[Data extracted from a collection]
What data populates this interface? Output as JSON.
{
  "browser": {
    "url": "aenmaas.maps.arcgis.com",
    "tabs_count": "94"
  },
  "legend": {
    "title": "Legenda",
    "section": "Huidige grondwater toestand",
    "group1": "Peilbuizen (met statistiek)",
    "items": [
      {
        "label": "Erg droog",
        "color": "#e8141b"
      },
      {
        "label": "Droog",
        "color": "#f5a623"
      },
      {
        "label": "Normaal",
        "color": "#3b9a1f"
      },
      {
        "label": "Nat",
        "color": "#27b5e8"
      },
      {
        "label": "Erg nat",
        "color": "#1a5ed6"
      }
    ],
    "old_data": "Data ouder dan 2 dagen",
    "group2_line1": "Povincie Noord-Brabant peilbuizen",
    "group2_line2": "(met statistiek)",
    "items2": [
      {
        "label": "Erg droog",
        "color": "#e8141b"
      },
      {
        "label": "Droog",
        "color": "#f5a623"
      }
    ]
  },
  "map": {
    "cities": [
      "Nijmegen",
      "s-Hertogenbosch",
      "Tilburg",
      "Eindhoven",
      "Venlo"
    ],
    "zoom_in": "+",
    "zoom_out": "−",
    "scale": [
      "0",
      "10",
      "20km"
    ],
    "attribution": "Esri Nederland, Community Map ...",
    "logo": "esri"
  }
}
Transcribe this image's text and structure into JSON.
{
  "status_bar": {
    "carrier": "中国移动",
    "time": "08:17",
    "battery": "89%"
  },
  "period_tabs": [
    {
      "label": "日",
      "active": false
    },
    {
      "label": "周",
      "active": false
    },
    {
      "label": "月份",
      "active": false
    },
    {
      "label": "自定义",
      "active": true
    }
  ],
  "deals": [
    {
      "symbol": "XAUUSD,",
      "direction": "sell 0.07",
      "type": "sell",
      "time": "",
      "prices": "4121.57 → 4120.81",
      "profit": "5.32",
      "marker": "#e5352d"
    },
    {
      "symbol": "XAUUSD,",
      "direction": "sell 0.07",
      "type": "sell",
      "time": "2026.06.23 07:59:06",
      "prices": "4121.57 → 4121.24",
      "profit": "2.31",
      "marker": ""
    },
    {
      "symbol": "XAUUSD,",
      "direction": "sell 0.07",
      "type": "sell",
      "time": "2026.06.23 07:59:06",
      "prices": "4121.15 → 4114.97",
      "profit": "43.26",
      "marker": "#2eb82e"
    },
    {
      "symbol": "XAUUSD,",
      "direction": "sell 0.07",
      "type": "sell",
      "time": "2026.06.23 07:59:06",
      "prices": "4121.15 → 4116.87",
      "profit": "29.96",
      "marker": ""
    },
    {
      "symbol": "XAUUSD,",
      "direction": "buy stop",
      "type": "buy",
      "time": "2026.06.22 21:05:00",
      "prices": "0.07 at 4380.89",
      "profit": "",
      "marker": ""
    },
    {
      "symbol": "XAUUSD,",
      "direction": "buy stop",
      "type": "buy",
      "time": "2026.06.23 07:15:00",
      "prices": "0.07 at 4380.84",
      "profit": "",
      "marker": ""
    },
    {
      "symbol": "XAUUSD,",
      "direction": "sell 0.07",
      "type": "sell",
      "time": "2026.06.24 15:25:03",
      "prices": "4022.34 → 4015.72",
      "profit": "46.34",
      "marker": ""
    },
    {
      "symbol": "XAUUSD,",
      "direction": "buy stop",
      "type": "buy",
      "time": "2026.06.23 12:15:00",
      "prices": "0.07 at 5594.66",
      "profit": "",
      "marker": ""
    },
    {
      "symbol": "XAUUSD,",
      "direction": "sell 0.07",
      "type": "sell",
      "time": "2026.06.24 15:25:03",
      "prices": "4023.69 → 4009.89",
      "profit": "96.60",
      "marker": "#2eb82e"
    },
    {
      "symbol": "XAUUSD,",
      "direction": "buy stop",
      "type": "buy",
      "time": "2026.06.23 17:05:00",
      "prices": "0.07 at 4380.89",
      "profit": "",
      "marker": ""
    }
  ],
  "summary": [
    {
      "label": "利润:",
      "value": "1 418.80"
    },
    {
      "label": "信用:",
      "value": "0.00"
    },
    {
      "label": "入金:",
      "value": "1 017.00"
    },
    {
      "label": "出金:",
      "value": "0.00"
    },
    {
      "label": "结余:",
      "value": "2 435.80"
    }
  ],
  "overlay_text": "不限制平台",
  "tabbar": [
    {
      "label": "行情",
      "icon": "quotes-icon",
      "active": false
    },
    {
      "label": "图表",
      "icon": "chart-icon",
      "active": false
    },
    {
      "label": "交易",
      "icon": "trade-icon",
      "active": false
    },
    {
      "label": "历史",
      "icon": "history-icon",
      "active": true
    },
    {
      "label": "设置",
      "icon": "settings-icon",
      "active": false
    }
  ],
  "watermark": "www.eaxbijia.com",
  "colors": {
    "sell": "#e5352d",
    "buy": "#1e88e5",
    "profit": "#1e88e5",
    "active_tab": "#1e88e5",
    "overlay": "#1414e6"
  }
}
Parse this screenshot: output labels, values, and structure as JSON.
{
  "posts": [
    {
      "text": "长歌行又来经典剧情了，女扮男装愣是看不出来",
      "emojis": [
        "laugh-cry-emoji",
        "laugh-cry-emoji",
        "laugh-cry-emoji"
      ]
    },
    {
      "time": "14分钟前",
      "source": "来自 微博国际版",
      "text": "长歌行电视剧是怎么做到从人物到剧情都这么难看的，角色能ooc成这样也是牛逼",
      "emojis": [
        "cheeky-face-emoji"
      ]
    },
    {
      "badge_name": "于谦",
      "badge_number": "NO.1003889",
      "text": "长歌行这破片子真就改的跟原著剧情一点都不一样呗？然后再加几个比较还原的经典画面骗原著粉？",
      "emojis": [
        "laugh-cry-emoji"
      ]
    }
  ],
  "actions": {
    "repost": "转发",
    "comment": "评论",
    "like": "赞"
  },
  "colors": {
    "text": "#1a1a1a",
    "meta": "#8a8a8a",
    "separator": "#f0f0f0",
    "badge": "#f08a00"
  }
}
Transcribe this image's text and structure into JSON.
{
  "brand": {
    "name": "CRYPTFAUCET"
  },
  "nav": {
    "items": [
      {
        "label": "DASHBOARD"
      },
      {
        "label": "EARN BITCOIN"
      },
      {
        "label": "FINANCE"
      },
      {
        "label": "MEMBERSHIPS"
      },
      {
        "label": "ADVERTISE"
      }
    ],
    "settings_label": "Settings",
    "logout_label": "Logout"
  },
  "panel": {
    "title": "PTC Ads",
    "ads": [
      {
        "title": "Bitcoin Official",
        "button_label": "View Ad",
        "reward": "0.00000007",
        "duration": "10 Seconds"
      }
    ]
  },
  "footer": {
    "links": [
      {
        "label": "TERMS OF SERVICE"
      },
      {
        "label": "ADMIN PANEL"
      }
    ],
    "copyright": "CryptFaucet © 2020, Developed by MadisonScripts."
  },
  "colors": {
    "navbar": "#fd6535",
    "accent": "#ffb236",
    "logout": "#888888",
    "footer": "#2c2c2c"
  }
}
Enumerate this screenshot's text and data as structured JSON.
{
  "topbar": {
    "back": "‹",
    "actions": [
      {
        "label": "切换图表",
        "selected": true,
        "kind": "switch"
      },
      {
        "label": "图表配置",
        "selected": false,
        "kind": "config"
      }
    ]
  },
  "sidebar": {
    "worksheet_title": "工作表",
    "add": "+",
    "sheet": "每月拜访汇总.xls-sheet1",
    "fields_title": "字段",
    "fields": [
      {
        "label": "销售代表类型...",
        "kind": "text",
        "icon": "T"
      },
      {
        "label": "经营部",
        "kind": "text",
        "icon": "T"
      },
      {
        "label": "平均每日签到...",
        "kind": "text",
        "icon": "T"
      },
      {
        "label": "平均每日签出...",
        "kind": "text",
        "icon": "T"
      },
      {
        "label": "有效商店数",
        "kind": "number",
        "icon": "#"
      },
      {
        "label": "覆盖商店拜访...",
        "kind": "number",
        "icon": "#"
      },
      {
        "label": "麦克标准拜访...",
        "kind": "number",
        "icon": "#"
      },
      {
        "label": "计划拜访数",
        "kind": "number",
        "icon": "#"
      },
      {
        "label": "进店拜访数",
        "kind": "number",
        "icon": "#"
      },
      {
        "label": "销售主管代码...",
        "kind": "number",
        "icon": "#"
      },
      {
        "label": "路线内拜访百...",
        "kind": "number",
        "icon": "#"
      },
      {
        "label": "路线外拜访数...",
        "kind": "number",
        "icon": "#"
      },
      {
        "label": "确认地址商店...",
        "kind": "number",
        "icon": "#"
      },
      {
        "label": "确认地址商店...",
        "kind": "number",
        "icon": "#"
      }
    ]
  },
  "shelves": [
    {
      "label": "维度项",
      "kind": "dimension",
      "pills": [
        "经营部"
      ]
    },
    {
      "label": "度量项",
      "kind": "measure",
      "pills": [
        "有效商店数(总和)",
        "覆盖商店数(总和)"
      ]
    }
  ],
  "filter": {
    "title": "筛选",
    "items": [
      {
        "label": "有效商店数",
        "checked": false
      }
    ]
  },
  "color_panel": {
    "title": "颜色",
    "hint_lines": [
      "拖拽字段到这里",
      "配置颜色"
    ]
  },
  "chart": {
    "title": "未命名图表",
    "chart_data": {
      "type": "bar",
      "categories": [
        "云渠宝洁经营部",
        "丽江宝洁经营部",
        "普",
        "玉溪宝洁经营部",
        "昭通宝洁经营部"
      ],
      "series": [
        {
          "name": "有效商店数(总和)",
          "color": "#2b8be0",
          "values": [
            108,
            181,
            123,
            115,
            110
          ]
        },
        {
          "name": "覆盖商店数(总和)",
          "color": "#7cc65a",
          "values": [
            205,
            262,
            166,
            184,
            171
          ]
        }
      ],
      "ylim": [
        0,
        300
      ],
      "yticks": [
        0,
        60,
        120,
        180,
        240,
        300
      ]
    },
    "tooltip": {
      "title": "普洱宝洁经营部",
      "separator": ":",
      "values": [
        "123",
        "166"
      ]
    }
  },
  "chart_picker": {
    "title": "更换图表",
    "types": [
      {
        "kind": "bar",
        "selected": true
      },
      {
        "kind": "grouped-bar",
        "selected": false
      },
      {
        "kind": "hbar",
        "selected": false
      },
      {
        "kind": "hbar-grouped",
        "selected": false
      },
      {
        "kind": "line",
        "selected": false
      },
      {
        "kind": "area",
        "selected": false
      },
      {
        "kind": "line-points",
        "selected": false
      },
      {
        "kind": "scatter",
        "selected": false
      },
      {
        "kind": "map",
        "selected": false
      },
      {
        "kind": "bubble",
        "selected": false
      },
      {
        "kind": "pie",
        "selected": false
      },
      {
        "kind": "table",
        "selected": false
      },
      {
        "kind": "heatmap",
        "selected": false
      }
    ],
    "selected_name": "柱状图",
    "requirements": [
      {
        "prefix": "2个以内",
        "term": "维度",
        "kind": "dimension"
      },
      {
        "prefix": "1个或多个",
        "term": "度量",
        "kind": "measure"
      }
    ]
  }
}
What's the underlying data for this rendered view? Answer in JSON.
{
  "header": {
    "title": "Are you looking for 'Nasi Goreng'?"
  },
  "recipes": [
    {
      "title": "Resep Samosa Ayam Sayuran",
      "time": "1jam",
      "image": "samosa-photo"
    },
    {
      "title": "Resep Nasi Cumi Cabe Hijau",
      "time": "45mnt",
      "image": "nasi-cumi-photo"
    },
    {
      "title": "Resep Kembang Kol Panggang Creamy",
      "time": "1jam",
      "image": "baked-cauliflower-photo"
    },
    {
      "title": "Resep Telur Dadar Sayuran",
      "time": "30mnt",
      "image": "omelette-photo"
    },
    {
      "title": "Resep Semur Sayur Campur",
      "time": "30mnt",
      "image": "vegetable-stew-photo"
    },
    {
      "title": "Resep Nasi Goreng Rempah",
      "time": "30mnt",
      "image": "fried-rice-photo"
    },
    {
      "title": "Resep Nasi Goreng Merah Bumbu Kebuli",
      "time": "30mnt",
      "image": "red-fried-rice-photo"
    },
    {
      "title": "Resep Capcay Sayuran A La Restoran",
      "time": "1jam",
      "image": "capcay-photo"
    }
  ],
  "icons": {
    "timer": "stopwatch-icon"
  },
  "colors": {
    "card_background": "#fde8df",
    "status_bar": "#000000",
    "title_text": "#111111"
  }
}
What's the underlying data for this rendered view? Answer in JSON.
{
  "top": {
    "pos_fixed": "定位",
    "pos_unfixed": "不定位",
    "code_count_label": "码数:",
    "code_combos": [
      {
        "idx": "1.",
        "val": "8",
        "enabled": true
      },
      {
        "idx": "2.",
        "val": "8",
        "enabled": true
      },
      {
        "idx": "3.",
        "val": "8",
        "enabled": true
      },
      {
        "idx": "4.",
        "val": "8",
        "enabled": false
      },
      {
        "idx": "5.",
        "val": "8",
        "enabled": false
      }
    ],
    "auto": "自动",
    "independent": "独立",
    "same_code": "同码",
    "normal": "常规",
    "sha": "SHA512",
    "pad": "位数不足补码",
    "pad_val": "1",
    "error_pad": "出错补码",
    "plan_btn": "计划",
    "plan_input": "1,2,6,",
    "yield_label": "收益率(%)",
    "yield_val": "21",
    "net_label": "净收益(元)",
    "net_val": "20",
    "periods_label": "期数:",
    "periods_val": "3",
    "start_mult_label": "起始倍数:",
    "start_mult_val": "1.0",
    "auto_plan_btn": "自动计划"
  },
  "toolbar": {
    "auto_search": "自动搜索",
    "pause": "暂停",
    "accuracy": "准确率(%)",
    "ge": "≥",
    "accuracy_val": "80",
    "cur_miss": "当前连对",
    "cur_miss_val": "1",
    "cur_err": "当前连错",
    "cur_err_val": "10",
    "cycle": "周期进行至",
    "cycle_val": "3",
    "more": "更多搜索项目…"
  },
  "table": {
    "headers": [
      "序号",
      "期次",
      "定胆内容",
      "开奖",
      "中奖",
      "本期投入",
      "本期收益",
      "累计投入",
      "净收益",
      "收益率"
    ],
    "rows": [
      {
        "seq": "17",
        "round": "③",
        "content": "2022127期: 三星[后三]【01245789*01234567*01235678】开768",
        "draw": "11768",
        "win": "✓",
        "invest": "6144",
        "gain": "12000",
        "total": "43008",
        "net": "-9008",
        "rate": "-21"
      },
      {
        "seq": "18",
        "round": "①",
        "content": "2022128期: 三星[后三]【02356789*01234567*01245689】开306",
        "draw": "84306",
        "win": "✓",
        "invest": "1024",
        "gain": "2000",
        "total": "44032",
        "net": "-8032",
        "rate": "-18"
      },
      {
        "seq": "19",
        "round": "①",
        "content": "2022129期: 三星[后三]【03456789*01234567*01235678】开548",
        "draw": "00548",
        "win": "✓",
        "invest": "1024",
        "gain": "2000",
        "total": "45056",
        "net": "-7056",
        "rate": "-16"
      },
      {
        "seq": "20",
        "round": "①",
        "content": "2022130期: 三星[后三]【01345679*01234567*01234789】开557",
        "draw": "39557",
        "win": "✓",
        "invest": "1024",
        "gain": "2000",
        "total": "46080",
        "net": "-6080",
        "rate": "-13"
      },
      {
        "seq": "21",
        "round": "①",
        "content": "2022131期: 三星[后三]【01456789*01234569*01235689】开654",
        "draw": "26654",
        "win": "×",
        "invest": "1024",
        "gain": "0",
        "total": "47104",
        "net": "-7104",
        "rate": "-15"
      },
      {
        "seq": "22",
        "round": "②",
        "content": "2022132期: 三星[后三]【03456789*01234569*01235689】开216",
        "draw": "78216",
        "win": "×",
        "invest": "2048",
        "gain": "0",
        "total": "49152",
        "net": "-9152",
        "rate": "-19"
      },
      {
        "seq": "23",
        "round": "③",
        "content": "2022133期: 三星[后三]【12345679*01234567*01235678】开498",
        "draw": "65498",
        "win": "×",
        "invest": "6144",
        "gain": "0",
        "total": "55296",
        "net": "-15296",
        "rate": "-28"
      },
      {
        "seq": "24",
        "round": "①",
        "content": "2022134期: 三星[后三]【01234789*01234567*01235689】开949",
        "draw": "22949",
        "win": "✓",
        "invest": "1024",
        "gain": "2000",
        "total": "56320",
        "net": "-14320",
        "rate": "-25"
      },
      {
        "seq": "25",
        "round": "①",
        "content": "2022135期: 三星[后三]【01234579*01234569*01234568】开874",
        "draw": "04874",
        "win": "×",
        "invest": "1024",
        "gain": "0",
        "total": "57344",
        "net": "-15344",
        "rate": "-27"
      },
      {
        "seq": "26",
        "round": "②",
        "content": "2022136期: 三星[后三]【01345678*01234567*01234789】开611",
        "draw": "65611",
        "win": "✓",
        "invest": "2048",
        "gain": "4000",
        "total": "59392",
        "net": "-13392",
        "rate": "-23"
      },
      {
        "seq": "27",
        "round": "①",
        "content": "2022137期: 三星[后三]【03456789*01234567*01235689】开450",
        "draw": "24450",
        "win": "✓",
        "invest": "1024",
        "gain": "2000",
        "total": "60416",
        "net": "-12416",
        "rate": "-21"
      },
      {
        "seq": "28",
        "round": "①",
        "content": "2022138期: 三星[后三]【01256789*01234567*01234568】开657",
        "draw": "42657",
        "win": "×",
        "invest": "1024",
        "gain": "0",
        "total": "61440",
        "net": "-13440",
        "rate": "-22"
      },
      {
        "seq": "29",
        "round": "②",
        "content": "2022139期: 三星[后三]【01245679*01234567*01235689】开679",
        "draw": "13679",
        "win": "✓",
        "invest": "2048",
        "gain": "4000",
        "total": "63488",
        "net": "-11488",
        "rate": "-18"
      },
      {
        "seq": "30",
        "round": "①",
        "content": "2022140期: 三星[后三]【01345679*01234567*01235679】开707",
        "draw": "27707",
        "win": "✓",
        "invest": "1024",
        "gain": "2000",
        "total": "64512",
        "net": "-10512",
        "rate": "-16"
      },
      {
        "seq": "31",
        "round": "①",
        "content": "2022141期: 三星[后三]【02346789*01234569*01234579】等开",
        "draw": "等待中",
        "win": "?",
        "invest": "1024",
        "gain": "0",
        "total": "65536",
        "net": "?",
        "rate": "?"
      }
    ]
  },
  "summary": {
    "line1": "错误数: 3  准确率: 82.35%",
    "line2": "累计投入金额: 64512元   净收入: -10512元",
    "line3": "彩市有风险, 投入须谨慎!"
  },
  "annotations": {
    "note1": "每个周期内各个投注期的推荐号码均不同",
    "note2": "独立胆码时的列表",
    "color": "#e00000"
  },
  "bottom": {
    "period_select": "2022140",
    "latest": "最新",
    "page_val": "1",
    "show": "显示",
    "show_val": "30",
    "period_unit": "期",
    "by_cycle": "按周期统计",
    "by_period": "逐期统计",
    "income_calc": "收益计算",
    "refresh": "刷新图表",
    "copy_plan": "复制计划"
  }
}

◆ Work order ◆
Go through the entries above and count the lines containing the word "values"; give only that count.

◆ Finished exercise ◆
4